Also, in our case, history seemed to stop with the reign of the Mughal Emperor Aurungzeb, who died in 1705 if I recall correctly. Over and over we were taught the history of (North) India from the Indus Valley Civilisation to Aurungzeb – and then...nothing. The later Mughals, the Maratha Empire, the British, the Sikhs, none of them got a mention. Back to the Indus Valley Civilisation and start over. Imagine studying the Roman Empire up to the reign of, say, the emperor Trajan, and then going right back to Romulus and Remus – over and over again.
How can anyone ever either understand or enjoy history like this? Doesn’t it become a hated subject, somehow to be endured?
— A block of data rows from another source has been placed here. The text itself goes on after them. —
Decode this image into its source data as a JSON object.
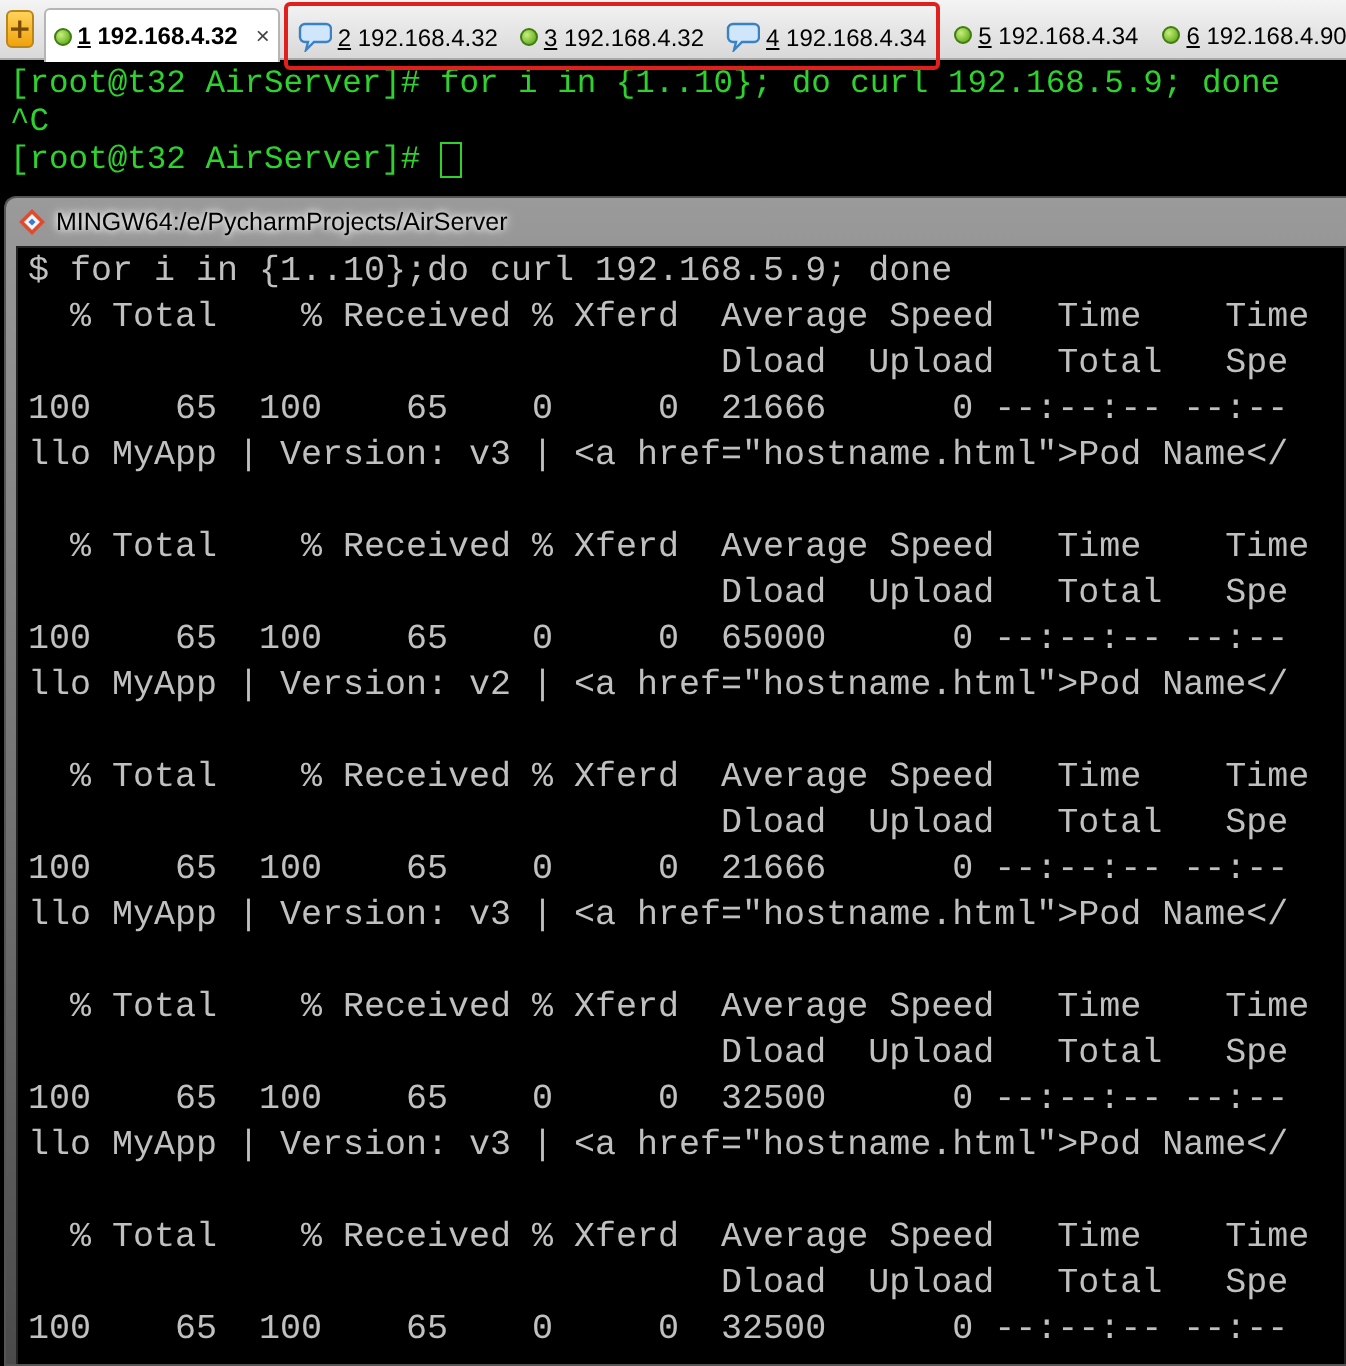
{
  "toolbar": {
    "new_tab_button": "+"
  },
  "tabs": [
    {
      "number": "1",
      "host": "192.168.4.32",
      "kind": "dot",
      "selected": true,
      "highlighted": false,
      "close": "×"
    },
    {
      "number": "2",
      "host": "192.168.4.32",
      "kind": "chat",
      "selected": false,
      "highlighted": true
    },
    {
      "number": "3",
      "host": "192.168.4.32",
      "kind": "dot",
      "selected": false,
      "highlighted": true
    },
    {
      "number": "4",
      "host": "192.168.4.34",
      "kind": "chat",
      "selected": false,
      "highlighted": true
    },
    {
      "number": "5",
      "host": "192.168.4.34",
      "kind": "dot",
      "selected": false,
      "highlighted": false
    },
    {
      "number": "6",
      "host": "192.168.4.90",
      "kind": "dot",
      "selected": false,
      "highlighted": false
    }
  ],
  "outer_terminal": {
    "lines": [
      {
        "text": "[root@t32 AirServer]# for i in {1..10}; do curl 192.168.5.9; done",
        "cursor": false
      },
      {
        "text": "^C",
        "cursor": false
      },
      {
        "text": "[root@t32 AirServer]# ",
        "cursor": true
      }
    ]
  },
  "inner_window": {
    "title": "MINGW64:/e/PycharmProjects/AirServer",
    "command": "$ for i in {1..10};do curl 192.168.5.9; done",
    "transfers": [
      {
        "header": "  % Total    % Received % Xferd  Average Speed   Time    Time",
        "subheader": "                                 Dload  Upload   Total   Spe",
        "stats": "100    65  100    65    0     0  21666      0 --:--:-- --:--",
        "output": "llo MyApp | Version: v3 | <a href=\"hostname.html\">Pod Name</"
      },
      {
        "header": "  % Total    % Received % Xferd  Average Speed   Time    Time",
        "subheader": "                                 Dload  Upload   Total   Spe",
        "stats": "100    65  100    65    0     0  65000      0 --:--:-- --:--",
        "output": "llo MyApp | Version: v2 | <a href=\"hostname.html\">Pod Name</"
      },
      {
        "header": "  % Total    % Received % Xferd  Average Speed   Time    Time",
        "subheader": "                                 Dload  Upload   Total   Spe",
        "stats": "100    65  100    65    0     0  21666      0 --:--:-- --:--",
        "output": "llo MyApp | Version: v3 | <a href=\"hostname.html\">Pod Name</"
      },
      {
        "header": "  % Total    % Received % Xferd  Average Speed   Time    Time",
        "subheader": "                                 Dload  Upload   Total   Spe",
        "stats": "100    65  100    65    0     0  32500      0 --:--:-- --:--",
        "output": "llo MyApp | Version: v3 | <a href=\"hostname.html\">Pod Name</"
      },
      {
        "header": "  % Total    % Received % Xferd  Average Speed   Time    Time",
        "subheader": "                                 Dload  Upload   Total   Spe",
        "stats": "100    65  100    65    0     0  32500      0 --:--:-- --:--"
      }
    ]
  }
}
I can just see a better way, perhaps, of presenting history – as a process leading up to the present time, with the various influences explained and debated, and dates and battles de-emphasised in favour of explaining historical flows and processes. That would get the children involved and enthused – but it would be innovative, and in a situation like we have here, who the hell would dare bell the cat?
Yeah, I know that most people these days have better things to do than learn about history; it isn’t exactly top level executive career material, is it? But as I said, those who fail to learn from history get knocked up the side of the head when it comes round again, and here we are getting all set to be knocked.
Just for an example: the Brits came to India as merchants, of the East India Company, an d secured a few trading privileges. Nothing much, just the right to run their trading bases independently of local laws, and so on; and the local businessmen, enamoured at the prospect of fat profits, enthusiastically supported these – er – Special Economic Zones, and roundly rejected any suggestion that the Brits might just take over one day. But they did, in short order, and stayed for two hundred years.
Today, we have no historical memory of this, so we can allow foreign multinationals to set up enclaves on our soil with laws independent of the laws of the nation, and the capitalist fatcats, slavering at the prospects of massive profits, condemn any mortal who dares to suggest that giving these foreign corporations tax breaks and freedom to work as they feel like isn’t perhaps the best thing one might do. And we can already see how economic pressures from these pleasant little companies are twisting national policies, foreign and domestic, round to their agendas.
Maybe I’ve just discovered why they don’t want the kids to learn history. It might complicate things if they do.